Exercise description | Every line containing the word "Pupil" is to be copied from the data below.

Working data |

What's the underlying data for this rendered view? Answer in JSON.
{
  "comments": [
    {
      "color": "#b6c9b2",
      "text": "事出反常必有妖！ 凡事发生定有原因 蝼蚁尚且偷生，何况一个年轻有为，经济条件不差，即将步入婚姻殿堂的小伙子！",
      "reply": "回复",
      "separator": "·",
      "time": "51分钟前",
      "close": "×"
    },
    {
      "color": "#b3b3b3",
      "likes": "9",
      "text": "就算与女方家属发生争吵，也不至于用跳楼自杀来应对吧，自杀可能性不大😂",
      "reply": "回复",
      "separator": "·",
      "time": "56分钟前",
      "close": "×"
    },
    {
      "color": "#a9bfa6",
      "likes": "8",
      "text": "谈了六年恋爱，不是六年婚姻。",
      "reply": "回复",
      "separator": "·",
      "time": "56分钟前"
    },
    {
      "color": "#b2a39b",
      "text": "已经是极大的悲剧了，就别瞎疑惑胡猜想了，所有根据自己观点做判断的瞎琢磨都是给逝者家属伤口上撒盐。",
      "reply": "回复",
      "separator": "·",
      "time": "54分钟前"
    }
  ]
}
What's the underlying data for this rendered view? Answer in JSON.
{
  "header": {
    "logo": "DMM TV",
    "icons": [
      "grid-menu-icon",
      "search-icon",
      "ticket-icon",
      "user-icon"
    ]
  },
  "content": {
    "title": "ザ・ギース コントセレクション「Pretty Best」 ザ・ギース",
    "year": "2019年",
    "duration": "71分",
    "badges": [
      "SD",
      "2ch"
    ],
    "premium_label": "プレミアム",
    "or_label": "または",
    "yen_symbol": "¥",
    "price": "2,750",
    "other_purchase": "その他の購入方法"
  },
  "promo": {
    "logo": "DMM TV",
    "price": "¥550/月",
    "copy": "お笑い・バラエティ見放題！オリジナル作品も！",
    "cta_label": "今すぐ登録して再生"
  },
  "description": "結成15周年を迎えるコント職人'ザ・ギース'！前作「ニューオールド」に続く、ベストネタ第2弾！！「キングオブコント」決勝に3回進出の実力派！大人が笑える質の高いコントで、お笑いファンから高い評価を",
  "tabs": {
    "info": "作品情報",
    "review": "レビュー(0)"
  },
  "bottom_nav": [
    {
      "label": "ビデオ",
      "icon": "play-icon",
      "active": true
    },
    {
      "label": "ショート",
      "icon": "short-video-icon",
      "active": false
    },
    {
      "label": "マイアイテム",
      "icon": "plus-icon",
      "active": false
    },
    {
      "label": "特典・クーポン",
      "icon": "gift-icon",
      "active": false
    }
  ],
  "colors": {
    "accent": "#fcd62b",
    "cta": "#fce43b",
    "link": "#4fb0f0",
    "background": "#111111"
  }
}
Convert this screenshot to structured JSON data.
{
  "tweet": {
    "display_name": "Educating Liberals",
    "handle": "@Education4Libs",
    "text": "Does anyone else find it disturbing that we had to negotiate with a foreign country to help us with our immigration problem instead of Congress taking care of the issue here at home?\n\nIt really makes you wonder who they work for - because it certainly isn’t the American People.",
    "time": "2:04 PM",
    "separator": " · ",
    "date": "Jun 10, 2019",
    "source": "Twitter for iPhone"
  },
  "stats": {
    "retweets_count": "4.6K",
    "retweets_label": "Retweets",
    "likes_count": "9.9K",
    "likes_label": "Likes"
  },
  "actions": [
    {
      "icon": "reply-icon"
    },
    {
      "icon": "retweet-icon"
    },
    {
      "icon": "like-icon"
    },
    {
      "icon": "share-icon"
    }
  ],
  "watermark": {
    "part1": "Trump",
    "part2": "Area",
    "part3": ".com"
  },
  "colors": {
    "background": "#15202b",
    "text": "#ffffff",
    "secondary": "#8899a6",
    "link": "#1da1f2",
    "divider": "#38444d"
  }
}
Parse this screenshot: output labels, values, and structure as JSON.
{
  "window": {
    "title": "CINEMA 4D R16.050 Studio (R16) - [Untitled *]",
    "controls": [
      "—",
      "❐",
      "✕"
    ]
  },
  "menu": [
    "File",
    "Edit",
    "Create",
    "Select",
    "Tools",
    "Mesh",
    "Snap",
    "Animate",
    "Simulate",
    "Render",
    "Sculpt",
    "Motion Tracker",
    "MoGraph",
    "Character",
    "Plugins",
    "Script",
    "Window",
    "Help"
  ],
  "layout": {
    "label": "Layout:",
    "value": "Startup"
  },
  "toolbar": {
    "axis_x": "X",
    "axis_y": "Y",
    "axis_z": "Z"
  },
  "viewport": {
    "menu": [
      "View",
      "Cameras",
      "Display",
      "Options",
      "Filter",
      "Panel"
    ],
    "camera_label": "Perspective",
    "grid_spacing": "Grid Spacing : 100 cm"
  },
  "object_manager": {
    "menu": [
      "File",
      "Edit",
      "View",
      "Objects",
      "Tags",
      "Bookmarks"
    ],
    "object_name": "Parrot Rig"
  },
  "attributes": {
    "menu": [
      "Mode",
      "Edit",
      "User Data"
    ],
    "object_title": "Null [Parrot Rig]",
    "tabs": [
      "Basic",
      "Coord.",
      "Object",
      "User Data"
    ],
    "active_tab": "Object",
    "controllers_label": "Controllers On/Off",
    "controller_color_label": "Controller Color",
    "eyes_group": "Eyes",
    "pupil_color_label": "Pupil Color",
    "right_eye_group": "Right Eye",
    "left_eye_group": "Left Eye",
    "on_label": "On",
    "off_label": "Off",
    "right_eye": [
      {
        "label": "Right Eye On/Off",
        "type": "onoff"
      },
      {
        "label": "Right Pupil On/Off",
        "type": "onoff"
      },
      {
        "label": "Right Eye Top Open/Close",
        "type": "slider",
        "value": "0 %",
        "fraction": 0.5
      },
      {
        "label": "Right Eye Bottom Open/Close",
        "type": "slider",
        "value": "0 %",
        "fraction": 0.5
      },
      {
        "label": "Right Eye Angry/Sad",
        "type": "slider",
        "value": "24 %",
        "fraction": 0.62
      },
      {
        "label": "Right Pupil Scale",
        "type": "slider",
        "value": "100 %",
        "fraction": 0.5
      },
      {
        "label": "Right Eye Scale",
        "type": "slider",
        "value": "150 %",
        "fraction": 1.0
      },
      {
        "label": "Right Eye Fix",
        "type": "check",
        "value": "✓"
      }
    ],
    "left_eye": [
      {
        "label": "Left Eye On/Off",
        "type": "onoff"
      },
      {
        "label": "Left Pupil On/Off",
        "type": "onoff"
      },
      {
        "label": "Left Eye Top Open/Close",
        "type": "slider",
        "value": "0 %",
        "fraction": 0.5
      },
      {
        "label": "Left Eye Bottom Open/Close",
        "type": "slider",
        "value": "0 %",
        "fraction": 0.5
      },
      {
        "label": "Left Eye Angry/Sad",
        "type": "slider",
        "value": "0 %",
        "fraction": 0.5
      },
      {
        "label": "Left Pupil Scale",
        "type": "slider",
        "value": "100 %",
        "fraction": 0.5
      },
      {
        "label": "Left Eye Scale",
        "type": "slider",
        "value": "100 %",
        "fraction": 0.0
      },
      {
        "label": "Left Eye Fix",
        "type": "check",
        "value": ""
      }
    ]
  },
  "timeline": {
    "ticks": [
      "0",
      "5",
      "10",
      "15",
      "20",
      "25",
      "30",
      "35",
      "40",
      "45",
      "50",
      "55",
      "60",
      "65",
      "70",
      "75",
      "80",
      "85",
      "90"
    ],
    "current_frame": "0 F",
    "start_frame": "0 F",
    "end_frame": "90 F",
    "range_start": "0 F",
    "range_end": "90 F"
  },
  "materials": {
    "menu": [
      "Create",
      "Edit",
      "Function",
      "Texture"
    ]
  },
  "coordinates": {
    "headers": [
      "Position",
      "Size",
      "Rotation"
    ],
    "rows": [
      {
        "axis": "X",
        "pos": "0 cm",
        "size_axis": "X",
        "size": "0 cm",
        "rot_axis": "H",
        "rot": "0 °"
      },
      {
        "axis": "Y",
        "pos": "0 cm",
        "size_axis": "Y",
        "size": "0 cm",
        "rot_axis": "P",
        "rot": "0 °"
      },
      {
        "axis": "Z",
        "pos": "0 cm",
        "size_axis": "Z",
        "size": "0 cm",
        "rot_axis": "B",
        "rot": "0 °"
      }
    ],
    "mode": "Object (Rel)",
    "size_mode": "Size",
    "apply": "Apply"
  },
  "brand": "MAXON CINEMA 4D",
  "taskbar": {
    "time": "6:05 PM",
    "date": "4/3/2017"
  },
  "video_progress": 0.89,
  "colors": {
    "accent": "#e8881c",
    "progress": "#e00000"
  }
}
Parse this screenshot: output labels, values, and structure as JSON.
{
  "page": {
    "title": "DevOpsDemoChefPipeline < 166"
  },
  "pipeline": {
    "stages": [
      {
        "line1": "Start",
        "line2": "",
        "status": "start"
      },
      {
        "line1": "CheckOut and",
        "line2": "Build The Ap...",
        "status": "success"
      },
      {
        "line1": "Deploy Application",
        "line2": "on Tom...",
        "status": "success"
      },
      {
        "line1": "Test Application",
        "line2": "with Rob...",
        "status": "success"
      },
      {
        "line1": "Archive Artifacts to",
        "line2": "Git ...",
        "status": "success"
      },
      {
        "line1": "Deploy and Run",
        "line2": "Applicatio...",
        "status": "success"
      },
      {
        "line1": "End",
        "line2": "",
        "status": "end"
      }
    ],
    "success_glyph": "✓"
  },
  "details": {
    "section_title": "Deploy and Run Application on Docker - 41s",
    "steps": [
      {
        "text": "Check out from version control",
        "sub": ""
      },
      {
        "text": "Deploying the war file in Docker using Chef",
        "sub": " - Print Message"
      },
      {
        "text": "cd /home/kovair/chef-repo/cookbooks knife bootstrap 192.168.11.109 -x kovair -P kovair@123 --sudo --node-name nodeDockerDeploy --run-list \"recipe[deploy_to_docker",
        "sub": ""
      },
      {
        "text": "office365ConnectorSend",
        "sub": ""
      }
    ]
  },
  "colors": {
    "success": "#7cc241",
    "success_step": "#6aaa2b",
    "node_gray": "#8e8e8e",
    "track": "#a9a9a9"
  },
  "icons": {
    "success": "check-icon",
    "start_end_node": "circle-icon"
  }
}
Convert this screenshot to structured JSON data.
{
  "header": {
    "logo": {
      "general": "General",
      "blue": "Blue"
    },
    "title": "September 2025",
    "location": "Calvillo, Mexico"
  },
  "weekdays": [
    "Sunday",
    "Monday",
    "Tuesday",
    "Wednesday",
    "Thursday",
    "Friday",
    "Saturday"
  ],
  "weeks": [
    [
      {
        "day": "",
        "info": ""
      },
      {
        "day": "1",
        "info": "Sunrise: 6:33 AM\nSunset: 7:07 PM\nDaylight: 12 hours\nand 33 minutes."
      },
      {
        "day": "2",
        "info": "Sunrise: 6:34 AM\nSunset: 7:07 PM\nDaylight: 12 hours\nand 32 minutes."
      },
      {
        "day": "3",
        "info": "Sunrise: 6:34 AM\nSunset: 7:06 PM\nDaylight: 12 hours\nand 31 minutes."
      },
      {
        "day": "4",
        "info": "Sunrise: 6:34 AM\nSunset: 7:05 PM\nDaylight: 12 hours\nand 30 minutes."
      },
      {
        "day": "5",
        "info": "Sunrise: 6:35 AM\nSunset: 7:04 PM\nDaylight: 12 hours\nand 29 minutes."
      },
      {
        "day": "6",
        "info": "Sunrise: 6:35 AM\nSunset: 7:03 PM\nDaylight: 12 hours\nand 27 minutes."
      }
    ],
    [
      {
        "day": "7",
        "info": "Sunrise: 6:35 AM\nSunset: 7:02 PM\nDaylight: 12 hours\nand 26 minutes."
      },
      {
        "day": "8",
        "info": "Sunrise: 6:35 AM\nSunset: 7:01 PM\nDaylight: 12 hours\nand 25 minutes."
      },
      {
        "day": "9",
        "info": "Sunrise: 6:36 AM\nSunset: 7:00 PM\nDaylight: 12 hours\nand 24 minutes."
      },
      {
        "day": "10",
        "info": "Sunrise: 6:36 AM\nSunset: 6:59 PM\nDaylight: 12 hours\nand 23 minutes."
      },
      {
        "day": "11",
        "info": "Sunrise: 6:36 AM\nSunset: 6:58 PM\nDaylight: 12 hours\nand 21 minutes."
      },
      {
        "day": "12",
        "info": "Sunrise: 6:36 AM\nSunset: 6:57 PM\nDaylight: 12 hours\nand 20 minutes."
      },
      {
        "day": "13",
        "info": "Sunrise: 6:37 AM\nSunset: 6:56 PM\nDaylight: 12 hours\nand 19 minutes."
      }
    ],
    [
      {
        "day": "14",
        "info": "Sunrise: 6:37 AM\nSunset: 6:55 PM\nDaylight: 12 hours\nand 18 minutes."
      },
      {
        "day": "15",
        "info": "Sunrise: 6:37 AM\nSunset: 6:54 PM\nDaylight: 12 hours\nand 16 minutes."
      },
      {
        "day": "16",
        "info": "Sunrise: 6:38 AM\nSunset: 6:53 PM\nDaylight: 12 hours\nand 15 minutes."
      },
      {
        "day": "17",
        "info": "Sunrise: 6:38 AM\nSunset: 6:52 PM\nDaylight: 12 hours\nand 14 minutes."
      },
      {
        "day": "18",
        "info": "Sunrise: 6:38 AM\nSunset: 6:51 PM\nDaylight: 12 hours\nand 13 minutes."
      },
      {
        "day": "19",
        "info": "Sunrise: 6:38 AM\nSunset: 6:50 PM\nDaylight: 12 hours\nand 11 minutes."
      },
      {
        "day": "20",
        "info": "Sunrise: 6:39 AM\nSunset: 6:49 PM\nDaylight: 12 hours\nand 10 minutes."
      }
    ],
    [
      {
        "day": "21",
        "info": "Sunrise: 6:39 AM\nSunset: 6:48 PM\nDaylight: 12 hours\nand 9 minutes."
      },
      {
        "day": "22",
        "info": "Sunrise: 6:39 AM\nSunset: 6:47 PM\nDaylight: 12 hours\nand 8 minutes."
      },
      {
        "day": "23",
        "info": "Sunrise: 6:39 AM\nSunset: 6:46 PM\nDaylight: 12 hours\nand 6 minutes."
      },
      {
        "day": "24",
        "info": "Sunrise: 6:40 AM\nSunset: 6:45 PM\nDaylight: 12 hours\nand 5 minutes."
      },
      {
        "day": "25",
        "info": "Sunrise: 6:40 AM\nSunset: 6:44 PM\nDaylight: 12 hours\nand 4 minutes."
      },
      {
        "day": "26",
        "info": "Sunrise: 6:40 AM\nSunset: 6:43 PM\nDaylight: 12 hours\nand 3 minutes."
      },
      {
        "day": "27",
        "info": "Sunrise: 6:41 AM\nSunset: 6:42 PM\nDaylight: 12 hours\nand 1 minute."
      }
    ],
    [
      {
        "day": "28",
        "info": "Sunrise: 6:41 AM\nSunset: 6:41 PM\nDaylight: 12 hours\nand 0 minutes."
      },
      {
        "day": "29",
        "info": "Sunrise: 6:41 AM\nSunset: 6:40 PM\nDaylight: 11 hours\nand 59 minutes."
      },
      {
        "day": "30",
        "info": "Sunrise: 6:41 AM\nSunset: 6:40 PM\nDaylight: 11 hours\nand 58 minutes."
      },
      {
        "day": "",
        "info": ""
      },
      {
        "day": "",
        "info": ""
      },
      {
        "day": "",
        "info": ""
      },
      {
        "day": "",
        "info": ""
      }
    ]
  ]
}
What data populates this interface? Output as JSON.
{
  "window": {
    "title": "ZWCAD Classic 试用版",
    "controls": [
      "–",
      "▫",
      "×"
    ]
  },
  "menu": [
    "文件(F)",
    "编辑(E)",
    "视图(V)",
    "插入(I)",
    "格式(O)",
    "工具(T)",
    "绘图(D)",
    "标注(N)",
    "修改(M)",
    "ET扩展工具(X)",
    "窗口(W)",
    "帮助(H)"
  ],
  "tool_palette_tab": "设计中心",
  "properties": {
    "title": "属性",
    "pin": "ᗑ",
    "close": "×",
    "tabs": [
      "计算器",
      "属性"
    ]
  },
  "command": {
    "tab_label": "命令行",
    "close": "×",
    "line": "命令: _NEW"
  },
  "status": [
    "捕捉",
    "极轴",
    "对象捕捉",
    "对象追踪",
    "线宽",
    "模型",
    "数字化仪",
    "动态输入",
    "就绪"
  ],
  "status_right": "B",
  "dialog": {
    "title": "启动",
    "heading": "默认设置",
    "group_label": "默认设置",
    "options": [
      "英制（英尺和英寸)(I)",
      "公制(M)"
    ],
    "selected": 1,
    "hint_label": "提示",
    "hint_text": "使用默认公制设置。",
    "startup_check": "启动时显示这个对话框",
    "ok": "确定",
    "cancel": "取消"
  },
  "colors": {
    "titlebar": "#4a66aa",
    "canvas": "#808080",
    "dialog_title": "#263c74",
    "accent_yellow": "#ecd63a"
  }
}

Output |
    "pupil_color_label": "Pupil Color",
        "label": "Right Pupil On/Off",
        "label": "Right Pupil Scale",
        "label": "Left Pupil On/Off",
        "label": "Left Pupil Scale",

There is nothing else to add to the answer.